WHAT IS EXPECTED:
Once the pictures have been set aside, copy every remaining entry exactly.

Source records:
--- START ---

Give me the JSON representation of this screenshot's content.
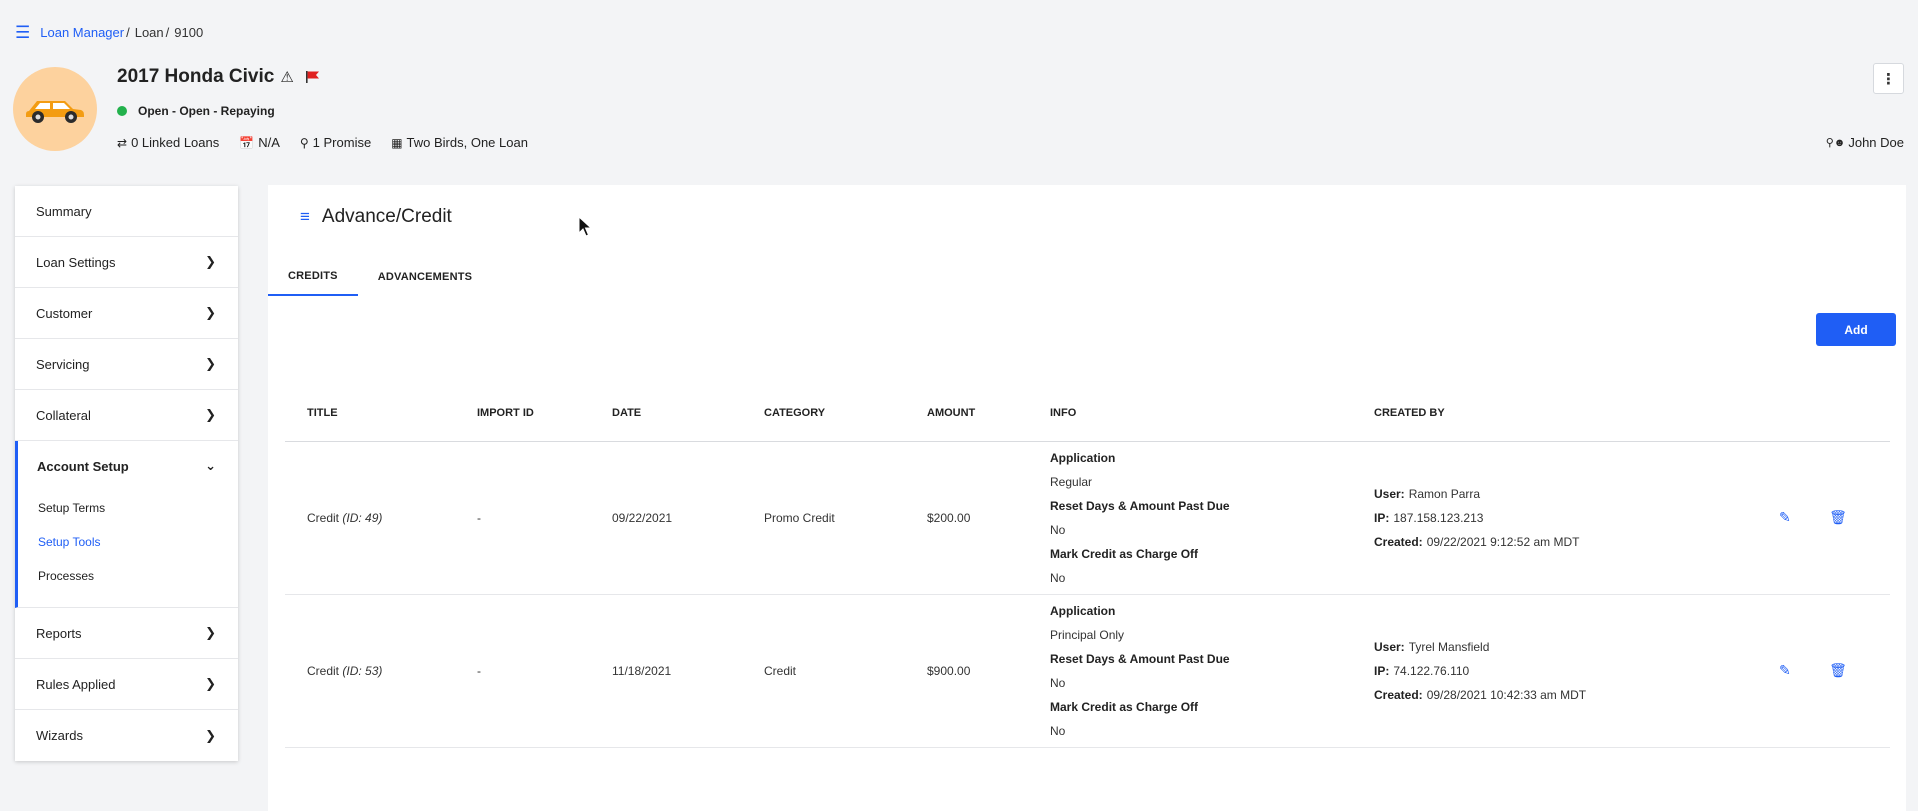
{
  "breadcrumb": {
    "root": "Loan Manager",
    "mid": "Loan",
    "id": "9100"
  },
  "header": {
    "title": "2017 Honda Civic",
    "status": "Open - Open - Repaying",
    "linked_loans": "0 Linked Loans",
    "date": "N/A",
    "promise": "1 Promise",
    "portfolio": "Two Birds, One Loan",
    "owner": "John Doe"
  },
  "sidebar": {
    "items_top": [
      {
        "label": "Summary",
        "chevron": false
      },
      {
        "label": "Loan Settings",
        "chevron": true
      },
      {
        "label": "Customer",
        "chevron": true
      },
      {
        "label": "Servicing",
        "chevron": true
      },
      {
        "label": "Collateral",
        "chevron": true
      }
    ],
    "section": {
      "label": "Account Setup",
      "subitems": [
        "Setup Terms",
        "Setup Tools",
        "Processes"
      ]
    },
    "items_bottom": [
      {
        "label": "Reports"
      },
      {
        "label": "Rules Applied"
      },
      {
        "label": "Wizards"
      }
    ]
  },
  "main": {
    "title": "Advance/Credit",
    "tabs": [
      "CREDITS",
      "ADVANCEMENTS"
    ],
    "add_label": "Add",
    "columns": [
      "TITLE",
      "IMPORT ID",
      "DATE",
      "CATEGORY",
      "AMOUNT",
      "INFO",
      "CREATED BY"
    ],
    "rows": [
      {
        "title": "Credit",
        "title_id": "(ID: 49)",
        "import_id": "-",
        "date": "09/22/2021",
        "category": "Promo Credit",
        "amount": "$200.00",
        "info": {
          "k1": "Application",
          "v1": "Regular",
          "k2": "Reset Days & Amount Past Due",
          "v2": "No",
          "k3": "Mark Credit as Charge Off",
          "v3": "No"
        },
        "created": {
          "user_label": "User:",
          "user": "Ramon Parra",
          "ip_label": "IP:",
          "ip": "187.158.123.213",
          "created_label": "Created:",
          "created": "09/22/2021 9:12:52 am MDT"
        }
      },
      {
        "title": "Credit",
        "title_id": "(ID: 53)",
        "import_id": "-",
        "date": "11/18/2021",
        "category": "Credit",
        "amount": "$900.00",
        "info": {
          "k1": "Application",
          "v1": "Principal Only",
          "k2": "Reset Days & Amount Past Due",
          "v2": "No",
          "k3": "Mark Credit as Charge Off",
          "v3": "No"
        },
        "created": {
          "user_label": "User:",
          "user": "Tyrel Mansfield",
          "ip_label": "IP:",
          "ip": "74.122.76.110",
          "created_label": "Created:",
          "created": "09/28/2021 10:42:33 am MDT"
        }
      }
    ]
  },
  "colors": {
    "accent": "#1f5ef5",
    "status_open": "#22b14c",
    "avatar_bg": "#fdd29e"
  },
  "icons": [
    "hamburger-menu-icon",
    "warning-icon",
    "flag-icon",
    "status-dot-icon",
    "swap-icon",
    "calendar-check-icon",
    "map-pin-icon",
    "building-icon",
    "key-user-icon",
    "kebab-menu-icon",
    "chevron-right-icon",
    "chevron-down-icon",
    "edit-icon",
    "trash-icon"
  ]
}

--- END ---

TASK RESULT:
Give me the JSON representation of this screenshot's content.
{
  "breadcrumb": {
    "root": "Loan Manager",
    "mid": "Loan",
    "id": "9100"
  },
  "header": {
    "title": "2017 Honda Civic",
    "status": "Open - Open - Repaying",
    "linked_loans": "0 Linked Loans",
    "date": "N/A",
    "promise": "1 Promise",
    "portfolio": "Two Birds, One Loan",
    "owner": "John Doe"
  },
  "sidebar": {
    "items_top": [
      {
        "label": "Summary",
        "chevron": false
      },
      {
        "label": "Loan Settings",
        "chevron": true
      },
      {
        "label": "Customer",
        "chevron": true
      },
      {
        "label": "Servicing",
        "chevron": true
      },
      {
        "label": "Collateral",
        "chevron": true
      }
    ],
    "section": {
      "label": "Account Setup",
      "subitems": [
        "Setup Terms",
        "Setup Tools",
        "Processes"
      ]
    },
    "items_bottom": [
      {
        "label": "Reports"
      },
      {
        "label": "Rules Applied"
      },
      {
        "label": "Wizards"
      }
    ]
  },
  "main": {
    "title": "Advance/Credit",
    "tabs": [
      "CREDITS",
      "ADVANCEMENTS"
    ],
    "add_label": "Add",
    "columns": [
      "TITLE",
      "IMPORT ID",
      "DATE",
      "CATEGORY",
      "AMOUNT",
      "INFO",
      "CREATED BY"
    ],
    "rows": [
      {
        "title": "Credit",
        "title_id": "(ID: 49)",
        "import_id": "-",
        "date": "09/22/2021",
        "category": "Promo Credit",
        "amount": "$200.00",
        "info": {
          "k1": "Application",
          "v1": "Regular",
          "k2": "Reset Days & Amount Past Due",
          "v2": "No",
          "k3": "Mark Credit as Charge Off",
          "v3": "No"
        },
        "created": {
          "user_label": "User:",
          "user": "Ramon Parra",
          "ip_label": "IP:",
          "ip": "187.158.123.213",
          "created_label": "Created:",
          "created": "09/22/2021 9:12:52 am MDT"
        }
      },
      {
        "title": "Credit",
        "title_id": "(ID: 53)",
        "import_id": "-",
        "date": "11/18/2021",
        "category": "Credit",
        "amount": "$900.00",
        "info": {
          "k1": "Application",
          "v1": "Principal Only",
          "k2": "Reset Days & Amount Past Due",
          "v2": "No",
          "k3": "Mark Credit as Charge Off",
          "v3": "No"
        },
        "created": {
          "user_label": "User:",
          "user": "Tyrel Mansfield",
          "ip_label": "IP:",
          "ip": "74.122.76.110",
          "created_label": "Created:",
          "created": "09/28/2021 10:42:33 am MDT"
        }
      }
    ]
  },
  "colors": {
    "accent": "#1f5ef5",
    "status_open": "#22b14c",
    "avatar_bg": "#fdd29e"
  },
  "icons": [
    "hamburger-menu-icon",
    "warning-icon",
    "flag-icon",
    "status-dot-icon",
    "swap-icon",
    "calendar-check-icon",
    "map-pin-icon",
    "building-icon",
    "key-user-icon",
    "kebab-menu-icon",
    "chevron-right-icon",
    "chevron-down-icon",
    "edit-icon",
    "trash-icon"
  ]
}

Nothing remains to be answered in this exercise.